With many marine protected areas being both small and isolated, a move toward creating very large MPA’s is a more effective strategy. Larger areas allow for more widespread dispersal of species, including coral offspring, which provides greater insurance against changing conditions. Even better would be the linking together of MPA’s in a global network. Authors of a paper published this past March in Nature (“Coral reef diversity refutes the neutral theory of biodiversity”), have called for the worldwide networking of tropical marine parks and protected areas to reduce risks of extinction under climate change.

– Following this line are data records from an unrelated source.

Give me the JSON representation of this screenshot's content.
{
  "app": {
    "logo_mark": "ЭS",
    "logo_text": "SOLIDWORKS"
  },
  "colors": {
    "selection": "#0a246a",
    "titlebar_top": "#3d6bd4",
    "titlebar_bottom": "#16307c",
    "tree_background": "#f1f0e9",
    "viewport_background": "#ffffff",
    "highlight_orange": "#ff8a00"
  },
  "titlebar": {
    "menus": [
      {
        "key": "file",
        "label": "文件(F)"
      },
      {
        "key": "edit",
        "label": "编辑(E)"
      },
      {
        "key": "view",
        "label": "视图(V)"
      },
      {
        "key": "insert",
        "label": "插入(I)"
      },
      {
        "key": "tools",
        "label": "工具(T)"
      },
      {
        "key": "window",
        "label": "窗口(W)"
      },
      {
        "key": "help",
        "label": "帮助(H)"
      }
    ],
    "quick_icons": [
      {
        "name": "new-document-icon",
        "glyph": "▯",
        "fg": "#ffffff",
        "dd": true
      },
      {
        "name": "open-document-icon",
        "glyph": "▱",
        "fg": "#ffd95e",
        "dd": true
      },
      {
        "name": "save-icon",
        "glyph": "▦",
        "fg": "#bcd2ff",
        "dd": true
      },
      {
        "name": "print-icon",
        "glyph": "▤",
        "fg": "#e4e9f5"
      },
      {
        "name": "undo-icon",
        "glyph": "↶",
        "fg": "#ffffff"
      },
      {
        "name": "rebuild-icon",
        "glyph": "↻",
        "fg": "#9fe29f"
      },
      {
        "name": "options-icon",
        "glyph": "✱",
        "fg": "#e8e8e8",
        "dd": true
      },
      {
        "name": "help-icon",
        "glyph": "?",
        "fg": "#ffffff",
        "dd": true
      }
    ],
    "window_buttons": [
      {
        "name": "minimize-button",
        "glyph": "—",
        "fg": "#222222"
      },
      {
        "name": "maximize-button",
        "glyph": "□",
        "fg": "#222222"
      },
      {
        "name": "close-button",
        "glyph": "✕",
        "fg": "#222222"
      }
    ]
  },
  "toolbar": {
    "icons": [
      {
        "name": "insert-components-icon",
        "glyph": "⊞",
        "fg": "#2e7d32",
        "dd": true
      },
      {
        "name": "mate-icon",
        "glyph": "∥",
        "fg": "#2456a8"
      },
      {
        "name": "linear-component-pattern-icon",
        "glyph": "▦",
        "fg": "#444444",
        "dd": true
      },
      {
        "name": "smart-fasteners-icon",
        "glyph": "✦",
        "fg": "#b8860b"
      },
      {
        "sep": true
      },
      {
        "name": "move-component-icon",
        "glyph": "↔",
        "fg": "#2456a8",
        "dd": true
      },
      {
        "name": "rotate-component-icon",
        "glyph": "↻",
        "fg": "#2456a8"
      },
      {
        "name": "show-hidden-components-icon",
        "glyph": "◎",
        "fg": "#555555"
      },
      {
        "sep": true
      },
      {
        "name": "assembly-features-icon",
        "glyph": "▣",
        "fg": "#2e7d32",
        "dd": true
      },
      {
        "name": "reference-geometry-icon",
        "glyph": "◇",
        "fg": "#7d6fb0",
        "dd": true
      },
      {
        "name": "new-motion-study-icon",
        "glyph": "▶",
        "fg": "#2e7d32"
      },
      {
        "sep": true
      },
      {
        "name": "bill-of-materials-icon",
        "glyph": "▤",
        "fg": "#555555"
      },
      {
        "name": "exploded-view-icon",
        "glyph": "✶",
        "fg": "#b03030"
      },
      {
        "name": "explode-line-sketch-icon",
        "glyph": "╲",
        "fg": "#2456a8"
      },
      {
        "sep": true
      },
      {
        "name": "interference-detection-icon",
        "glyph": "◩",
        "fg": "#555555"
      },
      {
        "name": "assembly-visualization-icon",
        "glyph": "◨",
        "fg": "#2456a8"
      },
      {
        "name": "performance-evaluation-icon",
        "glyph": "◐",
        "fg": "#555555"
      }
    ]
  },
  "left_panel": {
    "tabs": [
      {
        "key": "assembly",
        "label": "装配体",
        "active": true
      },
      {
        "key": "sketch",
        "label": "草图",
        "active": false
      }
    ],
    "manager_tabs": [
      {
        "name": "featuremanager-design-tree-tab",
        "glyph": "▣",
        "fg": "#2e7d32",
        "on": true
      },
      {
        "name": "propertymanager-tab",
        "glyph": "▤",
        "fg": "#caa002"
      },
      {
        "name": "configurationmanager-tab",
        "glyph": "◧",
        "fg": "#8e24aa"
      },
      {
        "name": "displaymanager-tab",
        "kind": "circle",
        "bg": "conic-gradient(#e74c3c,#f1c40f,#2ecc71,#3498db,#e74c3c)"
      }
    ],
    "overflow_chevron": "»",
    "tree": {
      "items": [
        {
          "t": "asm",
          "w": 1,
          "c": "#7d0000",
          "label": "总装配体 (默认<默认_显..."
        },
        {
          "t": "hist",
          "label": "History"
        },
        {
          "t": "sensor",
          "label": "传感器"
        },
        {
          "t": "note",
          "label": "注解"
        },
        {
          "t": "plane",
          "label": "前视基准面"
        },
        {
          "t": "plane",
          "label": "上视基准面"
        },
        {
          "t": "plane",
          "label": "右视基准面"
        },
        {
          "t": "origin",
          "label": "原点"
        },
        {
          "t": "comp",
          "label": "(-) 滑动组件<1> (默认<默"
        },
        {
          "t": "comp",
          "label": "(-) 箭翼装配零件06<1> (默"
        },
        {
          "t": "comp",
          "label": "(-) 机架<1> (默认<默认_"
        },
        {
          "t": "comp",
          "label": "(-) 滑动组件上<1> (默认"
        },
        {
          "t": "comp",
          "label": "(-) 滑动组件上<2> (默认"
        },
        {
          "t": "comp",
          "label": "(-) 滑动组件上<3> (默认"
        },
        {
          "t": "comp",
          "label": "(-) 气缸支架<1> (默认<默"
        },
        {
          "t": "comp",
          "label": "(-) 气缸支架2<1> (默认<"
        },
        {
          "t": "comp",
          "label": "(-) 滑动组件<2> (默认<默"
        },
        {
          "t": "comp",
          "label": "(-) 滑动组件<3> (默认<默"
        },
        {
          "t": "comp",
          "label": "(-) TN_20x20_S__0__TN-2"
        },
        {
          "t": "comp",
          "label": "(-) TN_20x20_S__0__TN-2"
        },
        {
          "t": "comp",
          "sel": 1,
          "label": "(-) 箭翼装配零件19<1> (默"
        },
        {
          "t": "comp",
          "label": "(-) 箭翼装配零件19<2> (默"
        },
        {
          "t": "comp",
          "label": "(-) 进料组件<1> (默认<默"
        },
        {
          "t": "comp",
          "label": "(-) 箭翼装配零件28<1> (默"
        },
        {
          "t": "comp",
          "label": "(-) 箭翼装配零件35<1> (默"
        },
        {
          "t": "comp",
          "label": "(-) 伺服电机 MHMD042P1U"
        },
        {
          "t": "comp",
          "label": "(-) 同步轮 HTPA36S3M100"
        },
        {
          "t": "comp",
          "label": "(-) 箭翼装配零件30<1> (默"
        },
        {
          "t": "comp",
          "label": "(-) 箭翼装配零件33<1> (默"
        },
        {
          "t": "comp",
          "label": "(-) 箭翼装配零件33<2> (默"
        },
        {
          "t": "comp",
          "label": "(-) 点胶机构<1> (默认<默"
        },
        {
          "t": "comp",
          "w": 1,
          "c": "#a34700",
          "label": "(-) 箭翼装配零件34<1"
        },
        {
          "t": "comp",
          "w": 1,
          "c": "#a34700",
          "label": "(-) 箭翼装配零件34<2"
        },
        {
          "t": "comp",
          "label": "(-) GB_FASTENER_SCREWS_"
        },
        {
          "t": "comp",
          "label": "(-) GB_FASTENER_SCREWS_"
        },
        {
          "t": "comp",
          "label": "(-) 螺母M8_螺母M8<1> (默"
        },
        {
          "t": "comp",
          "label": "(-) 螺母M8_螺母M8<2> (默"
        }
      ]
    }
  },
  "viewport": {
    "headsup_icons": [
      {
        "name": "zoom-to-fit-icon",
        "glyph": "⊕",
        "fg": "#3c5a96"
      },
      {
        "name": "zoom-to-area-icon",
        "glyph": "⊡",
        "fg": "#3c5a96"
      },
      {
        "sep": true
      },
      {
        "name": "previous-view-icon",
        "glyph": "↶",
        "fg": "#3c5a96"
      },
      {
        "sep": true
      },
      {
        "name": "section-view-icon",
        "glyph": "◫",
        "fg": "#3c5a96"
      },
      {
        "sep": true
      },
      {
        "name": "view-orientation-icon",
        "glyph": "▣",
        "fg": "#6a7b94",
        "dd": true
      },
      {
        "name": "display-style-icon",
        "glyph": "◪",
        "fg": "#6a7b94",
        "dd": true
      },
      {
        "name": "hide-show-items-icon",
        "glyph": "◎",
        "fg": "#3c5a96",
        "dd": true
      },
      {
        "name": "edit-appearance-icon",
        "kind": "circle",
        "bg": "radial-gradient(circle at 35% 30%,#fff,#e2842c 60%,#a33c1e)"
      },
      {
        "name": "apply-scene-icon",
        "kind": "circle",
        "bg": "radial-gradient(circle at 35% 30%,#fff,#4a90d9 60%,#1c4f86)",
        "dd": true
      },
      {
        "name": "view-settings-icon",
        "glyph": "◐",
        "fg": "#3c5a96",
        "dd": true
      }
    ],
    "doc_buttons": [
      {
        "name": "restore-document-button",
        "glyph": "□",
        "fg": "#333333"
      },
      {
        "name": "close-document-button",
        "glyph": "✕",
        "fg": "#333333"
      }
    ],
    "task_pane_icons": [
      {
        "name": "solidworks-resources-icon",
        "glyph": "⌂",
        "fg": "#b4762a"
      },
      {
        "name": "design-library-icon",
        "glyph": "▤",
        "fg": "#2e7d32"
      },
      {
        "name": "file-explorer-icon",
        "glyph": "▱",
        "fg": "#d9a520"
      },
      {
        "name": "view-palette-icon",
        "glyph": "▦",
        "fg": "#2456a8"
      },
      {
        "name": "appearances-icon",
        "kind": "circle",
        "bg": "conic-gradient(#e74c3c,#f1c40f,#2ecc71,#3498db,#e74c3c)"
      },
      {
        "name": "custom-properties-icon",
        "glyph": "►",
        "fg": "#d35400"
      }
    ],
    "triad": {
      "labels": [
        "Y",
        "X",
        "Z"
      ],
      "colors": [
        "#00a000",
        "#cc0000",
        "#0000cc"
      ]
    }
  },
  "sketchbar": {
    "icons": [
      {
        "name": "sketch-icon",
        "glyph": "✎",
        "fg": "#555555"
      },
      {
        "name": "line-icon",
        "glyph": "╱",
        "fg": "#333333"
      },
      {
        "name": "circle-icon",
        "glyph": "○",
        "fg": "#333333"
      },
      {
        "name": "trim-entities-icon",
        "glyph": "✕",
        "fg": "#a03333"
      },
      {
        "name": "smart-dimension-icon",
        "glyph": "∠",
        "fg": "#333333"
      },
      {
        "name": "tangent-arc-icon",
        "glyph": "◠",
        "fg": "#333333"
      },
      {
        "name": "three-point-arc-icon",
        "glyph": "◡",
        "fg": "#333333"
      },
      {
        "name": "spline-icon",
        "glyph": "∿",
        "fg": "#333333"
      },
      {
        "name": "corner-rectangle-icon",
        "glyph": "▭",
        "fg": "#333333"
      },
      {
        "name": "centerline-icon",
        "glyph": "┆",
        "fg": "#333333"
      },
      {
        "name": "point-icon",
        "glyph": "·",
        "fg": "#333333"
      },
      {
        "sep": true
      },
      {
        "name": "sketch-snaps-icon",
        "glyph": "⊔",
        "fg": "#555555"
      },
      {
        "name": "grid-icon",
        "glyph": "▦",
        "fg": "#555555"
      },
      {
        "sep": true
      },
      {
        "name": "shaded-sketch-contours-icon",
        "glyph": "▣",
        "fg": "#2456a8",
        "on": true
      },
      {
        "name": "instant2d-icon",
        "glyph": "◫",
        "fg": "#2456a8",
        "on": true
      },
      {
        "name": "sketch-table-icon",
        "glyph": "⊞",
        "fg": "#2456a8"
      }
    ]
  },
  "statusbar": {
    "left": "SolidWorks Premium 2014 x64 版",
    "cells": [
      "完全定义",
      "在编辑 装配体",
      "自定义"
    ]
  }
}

One of the paper’s authors, Prof. Terry Hughes, is Centre Director of the new ARC Centre of Excellence for Coral Reef Studies, based in Townsville, Australia, as well as the project leader for the Resilience Alliance’s Marine Resilience Program. Later this summer, Prof. Hughes, along with other researchers will gather in Maine for a meeting with the theme “Social-ecological traps and transformations in marine fisheries”. More information at: http://www.resalliance.org/1608.php.